VTEC/STEC infection: 45 cases of VTEC/STEC infection (41 confirmed and 4 under investigation) were notified in October compared to 39 cases confirmed during the same month of the previous year. After further investigation, one case has since been found not to meet the case criteria. The 12-month rate in October (9.7 cases per 100,000) was notably higher than at the same time in the previous year (6.3 per 100,000). The highest number of cases was reported from Waitemata DHB (10 cases) followed by Counties Manukau DHB (7 cases). Cases ranged in age from 3 months to 93 years, with the highest number of cases in the 1–4 years age group (13 cases). Twelve cases were hospitalised. Thirty-eight cases have been confirmed by the Enteric Reference Laboratory as being infected with VTEC/STEC, and of these the serotype was identified as Escherichia coli O157:H7 (17 cases) and non-O157 (2 cases). Nineteen cases have verocytotoxin detected but a serotype has not yet been identified. Of the cases for which risk factor information was recorded, 82.6% (19/23) had contact with animals, 30.4% (7/23) had contact with a person with similar symptoms, and 25.0% (5/20) had contact with children in nappies during the incubation period for the disease. The increase in notifications for DHBs in the Auckland region may be due to a change in laboratory methods in July 2015; all faecal specimens are now screened for VTEC/STEC using PCR.

Yersiniosis: 115 cases of yersiniosis (108 confirmed and 7 under investigation) were notified in October 2016 compared to 68 cases notified in the same month of the previous year (Figure 2). After further investigation, five cases have since been found not to meet the case criteria. The highest numbers of cases were reported from Canterbury (26 cases), Auckland (12 cases) and Waikato (11 cases) DHBs. Cases ranged in age from 9 months to 85 years, with the highest number of cases in the 20–29 years age group (21 cases). Eleven cases were hospitalised. The Yersinia species involved was identified by ESR for 85.5% (94/110) cases; Y. enterocolitica (89 cases) and Y. pseudotuberculosis (5 cases). The most common Y. enterocolitica biotypes reported were biotype 1A (36 cases) and 2 (34 cases). Among the cases for which risk factor information was recorded, 43.1% (22/51) had consumed food from a food premises, 24.5% (13/53) had contact with other faecal matter or vomit, 20.0% (11/55) had recreational contact with water, and 19.0% (11/58) attended school, preschool or childcare during the incubation period for the disease.
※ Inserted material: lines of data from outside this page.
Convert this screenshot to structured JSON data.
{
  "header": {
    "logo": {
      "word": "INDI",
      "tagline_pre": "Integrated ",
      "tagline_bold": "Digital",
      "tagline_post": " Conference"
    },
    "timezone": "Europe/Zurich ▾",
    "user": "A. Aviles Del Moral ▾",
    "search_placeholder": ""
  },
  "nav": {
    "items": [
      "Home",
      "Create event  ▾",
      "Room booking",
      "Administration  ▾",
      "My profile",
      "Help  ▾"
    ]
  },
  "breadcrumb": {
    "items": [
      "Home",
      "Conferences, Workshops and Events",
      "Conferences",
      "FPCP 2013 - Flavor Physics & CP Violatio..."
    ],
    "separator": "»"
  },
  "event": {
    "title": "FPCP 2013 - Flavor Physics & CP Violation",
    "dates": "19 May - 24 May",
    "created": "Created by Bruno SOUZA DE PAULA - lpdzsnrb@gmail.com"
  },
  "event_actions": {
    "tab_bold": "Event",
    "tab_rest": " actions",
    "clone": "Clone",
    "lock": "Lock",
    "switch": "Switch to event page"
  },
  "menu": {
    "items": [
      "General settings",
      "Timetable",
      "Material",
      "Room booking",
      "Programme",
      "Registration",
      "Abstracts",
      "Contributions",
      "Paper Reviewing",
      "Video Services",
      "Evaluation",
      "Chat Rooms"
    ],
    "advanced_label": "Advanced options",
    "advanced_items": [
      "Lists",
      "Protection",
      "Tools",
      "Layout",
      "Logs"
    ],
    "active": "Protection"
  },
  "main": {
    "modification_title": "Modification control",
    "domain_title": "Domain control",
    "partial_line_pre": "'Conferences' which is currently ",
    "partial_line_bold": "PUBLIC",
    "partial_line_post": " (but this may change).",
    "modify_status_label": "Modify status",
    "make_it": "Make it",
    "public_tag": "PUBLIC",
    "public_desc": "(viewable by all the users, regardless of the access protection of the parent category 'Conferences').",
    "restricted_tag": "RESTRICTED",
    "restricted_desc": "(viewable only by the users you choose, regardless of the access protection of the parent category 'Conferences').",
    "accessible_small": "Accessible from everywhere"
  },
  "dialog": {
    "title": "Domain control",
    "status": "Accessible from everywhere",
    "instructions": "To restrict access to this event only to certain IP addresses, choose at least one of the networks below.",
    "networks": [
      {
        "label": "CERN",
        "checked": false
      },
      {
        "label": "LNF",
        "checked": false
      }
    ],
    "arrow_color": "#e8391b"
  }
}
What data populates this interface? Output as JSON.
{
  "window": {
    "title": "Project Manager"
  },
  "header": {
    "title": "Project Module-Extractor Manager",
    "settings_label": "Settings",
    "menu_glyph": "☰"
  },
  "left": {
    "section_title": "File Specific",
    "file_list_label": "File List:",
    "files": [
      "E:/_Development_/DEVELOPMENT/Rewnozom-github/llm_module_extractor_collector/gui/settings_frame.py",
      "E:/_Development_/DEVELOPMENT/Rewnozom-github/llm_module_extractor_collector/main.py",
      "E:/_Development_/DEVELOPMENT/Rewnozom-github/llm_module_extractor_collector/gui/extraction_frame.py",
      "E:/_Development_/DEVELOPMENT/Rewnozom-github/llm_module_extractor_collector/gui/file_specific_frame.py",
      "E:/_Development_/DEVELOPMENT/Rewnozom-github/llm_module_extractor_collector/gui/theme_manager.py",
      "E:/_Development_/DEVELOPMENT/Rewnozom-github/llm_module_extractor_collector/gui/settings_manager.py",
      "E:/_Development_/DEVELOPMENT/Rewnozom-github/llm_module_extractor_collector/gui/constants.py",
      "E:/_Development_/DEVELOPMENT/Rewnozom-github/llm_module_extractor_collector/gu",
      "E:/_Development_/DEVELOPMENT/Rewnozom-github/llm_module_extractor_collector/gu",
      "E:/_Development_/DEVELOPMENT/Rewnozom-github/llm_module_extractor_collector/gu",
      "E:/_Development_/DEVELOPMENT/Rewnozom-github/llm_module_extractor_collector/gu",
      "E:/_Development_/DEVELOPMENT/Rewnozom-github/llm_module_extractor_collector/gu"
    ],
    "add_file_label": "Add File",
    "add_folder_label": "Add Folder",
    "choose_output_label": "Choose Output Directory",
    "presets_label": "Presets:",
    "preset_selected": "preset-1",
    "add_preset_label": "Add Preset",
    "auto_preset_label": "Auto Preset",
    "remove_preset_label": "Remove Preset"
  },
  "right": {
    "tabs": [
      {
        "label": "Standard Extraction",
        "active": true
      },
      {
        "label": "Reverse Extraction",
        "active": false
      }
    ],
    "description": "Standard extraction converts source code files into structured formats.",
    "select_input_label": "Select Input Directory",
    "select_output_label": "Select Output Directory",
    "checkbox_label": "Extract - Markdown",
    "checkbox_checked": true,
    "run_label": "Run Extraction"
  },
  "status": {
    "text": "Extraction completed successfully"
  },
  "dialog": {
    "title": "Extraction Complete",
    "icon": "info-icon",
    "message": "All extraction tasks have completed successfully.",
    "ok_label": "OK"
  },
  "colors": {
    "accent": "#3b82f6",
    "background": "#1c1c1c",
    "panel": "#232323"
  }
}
Zika virus infection: Two cases of zika virus infection (1 probable and 1 under investigation) were notified in October 2016. After further investigation, one case has since been found not to meet the case criteria. The case was a female in the 20–29 years age group, of European or Other ethnicity and from Capital & Coast DHB. Overseas travel to Tonga during the incubation period for the disease was recorded.

Note: Click on the document links below to open. These documents are in PDF format. You will need to download the free Adobe Acrobat Reader to view them.

Report:

Monthly Notifiable Disease Surveillance Report - October 2016

Tables:

Monthly National Totals - October 2016

Monthly DHB Totals - October 2016

Monthly Rolling Totals - October 2016

 

DOWNLOADS

Monthly Notifiable Disease Surveillance Report - October 2016

Tables:

Monthly National Totals - October 2016

Monthly DHB Totals - October 2016

Monthly Rolling Totals - October 2016

Ph: +64 4 914 0700 Fax: +64 4 914 0770 Email: survqueries@esr.cri.nz